the politics of Wind in the Willows

I recently read Kenneth Grahame’s classic to my 9-year-old. As you may remember, Toad is the heir to the local manor and fortune and the one character in the neighborhood with an advanced education. He begins as an awful person–arrogant, selfish, pretentious, wasteful, lazy, and a menace on the road. He takes some hard knocks and finally learns to be a good squire. His transformation is shown by two major signs: his behavior at a banquet in his own Hall, and his friendships. Whereas in the bad old days Toad used to make risibly arrogant speeches at dinner parties, the new Toad, “by pressing delicacies on his guests, by topical small talk, and by earnest inquiries after members of their families not yet old enough to appear at social functions, managed to convey that this dinner was being run on strictly conventional lines.” Meanwhile, he shows genuine respect and admiration for his three main friends–the acknowledged best of whom, Mr Badger, speaks with a notably uneducated accent and dresses roughly.

(As for Toad’s friend Mole–he is a wonderful caricature of a provincial middle-class suburbanite. “On the walls [of his garden] hung wire baskets with ferns in them, alternating with brackets carrying plaster statuary–Garibaldi, and the infant Samuel, and Queen Victoria, and other heroes of modern Italy.”)

This is a conservative vision.

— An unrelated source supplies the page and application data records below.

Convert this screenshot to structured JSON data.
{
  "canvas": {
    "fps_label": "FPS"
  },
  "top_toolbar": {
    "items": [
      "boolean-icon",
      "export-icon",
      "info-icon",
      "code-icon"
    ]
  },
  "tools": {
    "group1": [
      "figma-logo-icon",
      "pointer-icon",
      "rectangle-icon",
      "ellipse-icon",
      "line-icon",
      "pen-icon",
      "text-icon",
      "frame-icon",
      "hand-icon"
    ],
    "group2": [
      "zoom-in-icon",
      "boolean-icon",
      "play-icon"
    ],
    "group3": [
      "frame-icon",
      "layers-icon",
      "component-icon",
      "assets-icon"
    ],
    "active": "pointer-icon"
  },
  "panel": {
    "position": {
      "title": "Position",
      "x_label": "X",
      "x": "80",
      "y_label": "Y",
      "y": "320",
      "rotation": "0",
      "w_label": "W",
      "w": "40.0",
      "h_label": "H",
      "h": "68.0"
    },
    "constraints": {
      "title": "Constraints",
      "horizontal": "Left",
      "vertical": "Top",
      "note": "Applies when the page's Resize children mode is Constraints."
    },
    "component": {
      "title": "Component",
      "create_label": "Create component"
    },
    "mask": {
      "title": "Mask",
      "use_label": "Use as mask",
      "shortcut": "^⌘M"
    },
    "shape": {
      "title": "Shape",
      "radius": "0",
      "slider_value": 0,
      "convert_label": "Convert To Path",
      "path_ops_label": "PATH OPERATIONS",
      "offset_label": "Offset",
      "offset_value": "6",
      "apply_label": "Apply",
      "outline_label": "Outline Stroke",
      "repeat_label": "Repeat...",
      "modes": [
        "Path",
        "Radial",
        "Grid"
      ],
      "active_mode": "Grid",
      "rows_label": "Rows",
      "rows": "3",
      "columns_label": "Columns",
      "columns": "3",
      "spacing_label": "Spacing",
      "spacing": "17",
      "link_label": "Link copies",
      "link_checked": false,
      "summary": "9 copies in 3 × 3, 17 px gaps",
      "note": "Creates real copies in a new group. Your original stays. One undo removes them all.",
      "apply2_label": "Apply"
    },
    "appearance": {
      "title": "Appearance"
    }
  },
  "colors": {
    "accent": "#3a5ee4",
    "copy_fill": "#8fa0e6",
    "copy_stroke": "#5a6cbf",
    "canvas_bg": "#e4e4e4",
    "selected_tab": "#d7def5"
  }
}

No one gains any rights vis-à-vis Mr. Toad. He is not compelled to act better, nor to renounce any of his wealth or prestige. He isn’t (for example) taxed to fund better education for the myriad little rabbits who live in the Wild Wood. Instead, he helps to restore the ancient social equilibrium by acting responsibly and generously and thereby winning the respect of the neighborhood.

It’s not my ideal. I’m glad the real Mr. Toads of England had to pay inheritance taxes, and the real Moles and Rats got subsidized access to higher education. But The Wind in the Willows has a moral core as well as charm. In our era of billionaire celebrity heiresses, we could do worse.